It took her no time to reach the hall of Celestia’s chambers. It had changed, though only to accommodate the changeling queen’s tastes. At the end of this hall was a door guarded by two changelings who stared at her with malcontent. When she came closer, the one on the right commanded, “State your business.”
Sweat beat down Sunset’s brow as she gulped back her anxiety. “There’s fighting within the city,” she stated, her voice crackly, but was deep and stilted like a changeling’s. It was hard to speak with fangs. When the two guards did not seem to care about the fighting, she added, “Apparently there’s a, uh, blue pegasus that they caught – and they uh, wanted to claim the prize for themselves.”
The two guards looked at each other, and then the left said, “Well, I don’t want to be the one to tell the majesty.” He tapped the other guard with the brunt of his spear. “You do it.”
“Me!?” the right guard scoffed and shook his head so hard his helmet turned. “No way! Let the grub do it. They’re the one that came all this way.” The left guard seemed to be excited by that prospect, and both opened the set of doors for Sunset.
She gave a sigh of relief as the doors closed behind her. Even when one of the changelings yelled “Chump”, she did not mind. She stood in an antechamber, black banners on the walls, with a set of bright purple doors at the end. The crack between them showed little, and so Sunset opened one with a cautious tug.
With room enough to fit her head, she glanced a quick glimpse of the room. It was a small living space, Princess Celestia preferred practicality over luxury, and Queen Chrysalis didn’t seem to mind. It did not look quite like what Sunset remembered. The fireplace near the doors had always been there but the bed sat opposite the doors, and all the walls held carved shelves meant to store books or knickknacks that the princess adored. There was also a skylight above, which was letting in the first rays of color from the morning sun.

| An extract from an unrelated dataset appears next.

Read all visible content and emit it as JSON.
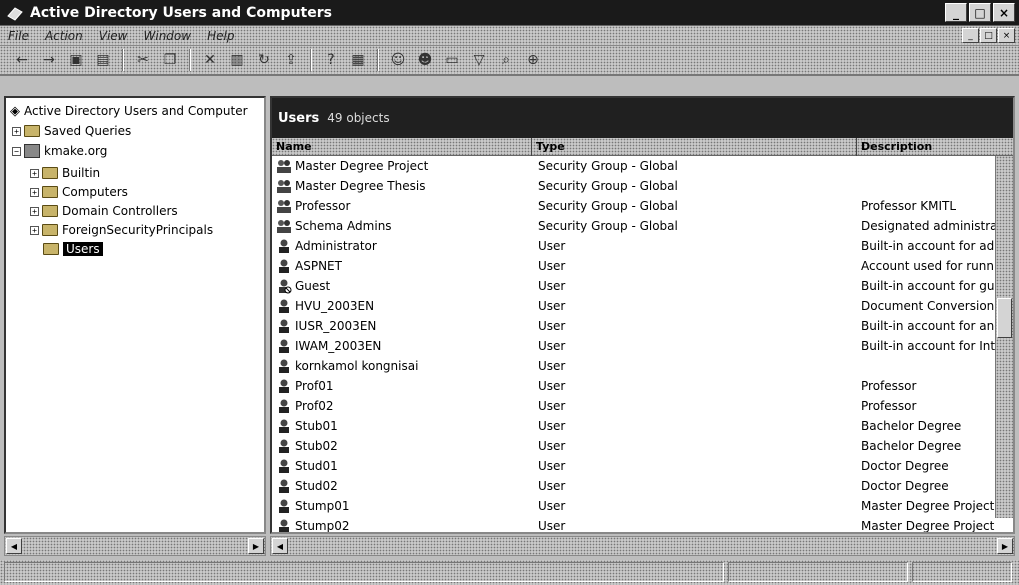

But there were no books. Instead, chests and boxes lined the walls beneath the shelves with all sorts of random objects. Even the fireplace held toys and half-broken junk upon its hearth. It’s going to take a while to sort through this place, Sunset presumed. As she stepped closer to the bed, beneath the light that poured from the window above, she saw something stir beneath the pink sheets. Queen Chrysalis. The green locks of hair covered the changeling queen’s face, her head pressed firmly against a feathered pillow. It was odd to see such an evil creature look so peaceful in her slumber. Sunset almost felt bad, but that’s when she saw another pair of eyes staring at her.
Behind the headboard and between a wooden chest sat a dark green pod. Inside, a pair of blue hollow eyes stared from beyond the glass. White fur held the skinny stallion, his cheek bones as prominent as his ribs, and his hair looked so matted that it matched Chrysalis’s flat bangs. Had it not been for the blue mane that accompanied the white fur, Sunset would have never been able to tell that it was Shining Armor who sat detained within the cocoon.
Her heart sunk for him, but he did not seem to want her pity. His eyes darted from staring at her to staring at the bed. He did it several times in rapid succession, and that’s when Sunset realized she was supposed to follow his gaze.
When she turned her head, she almost leapt from her disguise. Two green eyes sat poking from the sheet, staring up at her with a full set of fangs just waiting to pounce.